Remmel recently joined the National Association of Clean Water Agencies as the Director of Regulatory Affairs. NACWA is a nationally-recognized leader in all aspects of water quality protection. The close working relationship NACWA maintains with Congress and the EPA allows the association to effectively represent the interests and priorities of publicly owned wastewater treatment plants.
In her free time, Remmel enjoys teaching and inspiring curious undergraduates the complexities of water law and policy throughout the country. She is an adjunct instructor in the Environmental Studies program at OU. Her courses taught include Introduction to Water Resources Law and Water Resources Advocacy.

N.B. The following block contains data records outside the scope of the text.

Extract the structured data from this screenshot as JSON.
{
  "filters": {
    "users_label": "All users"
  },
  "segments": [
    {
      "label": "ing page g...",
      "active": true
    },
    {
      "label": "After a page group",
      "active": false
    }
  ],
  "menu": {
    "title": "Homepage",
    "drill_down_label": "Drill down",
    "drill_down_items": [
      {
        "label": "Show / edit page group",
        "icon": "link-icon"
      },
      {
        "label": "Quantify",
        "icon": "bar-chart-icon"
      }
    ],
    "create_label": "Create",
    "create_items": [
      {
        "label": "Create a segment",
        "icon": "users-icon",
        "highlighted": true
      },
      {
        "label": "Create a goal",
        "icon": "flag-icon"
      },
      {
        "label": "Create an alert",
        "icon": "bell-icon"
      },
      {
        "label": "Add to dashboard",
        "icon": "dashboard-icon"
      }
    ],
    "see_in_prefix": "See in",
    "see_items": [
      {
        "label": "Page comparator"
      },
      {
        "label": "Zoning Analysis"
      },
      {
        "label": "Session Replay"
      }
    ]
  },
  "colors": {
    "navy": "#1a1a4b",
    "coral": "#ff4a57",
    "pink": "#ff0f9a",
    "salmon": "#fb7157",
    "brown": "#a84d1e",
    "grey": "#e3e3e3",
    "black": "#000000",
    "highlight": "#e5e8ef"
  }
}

Remmel lives with her husband, Jeff, in Washington D.C. with their two cats, Tonka and Griffey, as well as a few mason jars of zooplankton pet friends.
Terri White, commissioner for the Oklahoma Department of Mental Health and Substance Abuse Services, is an advocate for individuals experiencing mental illness and addiction. During her tenure, ODMHSAS is recognized nationally for its children’s behavioral health services; community-based treatment programs; technological innovations such as “telepsychiatry;” and the integration of behavioral health care into primary healthcare settings.
White, appointed commissioner in May 2007, also was the first woman to serve as Oklahoma’s Secretary of Health, holding that post under then-Governor Brad Henry from 2009 to 2011.
Before becoming commissioner, White held numerous positions within the department, including Deputy Commissioner for Communications and Prevention; Director of Communications and Public Policy; Management Analyst; and, executive director of two state-operated facilities.
In addition to her career endeavors, White has been recognized by numerous civic organizations for her outstanding leadership abilities and tireless efforts to improve the quality of life for Oklahomans living with mental or addictive disorders.
She received a national Henry Toll Fellowship with the Council of State Governments in 2015. In 2014, White received the “Kate Barnard Award” from the Oklahoma Commission on the Status of Women, created to honor outstanding women who have made a difference in Oklahoma through public service. In 2012, she was recognized by The Journal Record newspaper as one of Oklahoma’s top “Achievers Under 40.” She is a three-time honoree of The Journal Record's “50 Women Making a Difference” program and was named to its “Circle of Excellence” in 2011.
She was inducted into OU’s Anne and Henry Zarrow School of Social Work Hall of Fame in 2011, and is a volunteer faculty member with the OU School of Medicine.
A native of Edmond, White received both her bachelor and master of social work from OU.
University of Oklahoma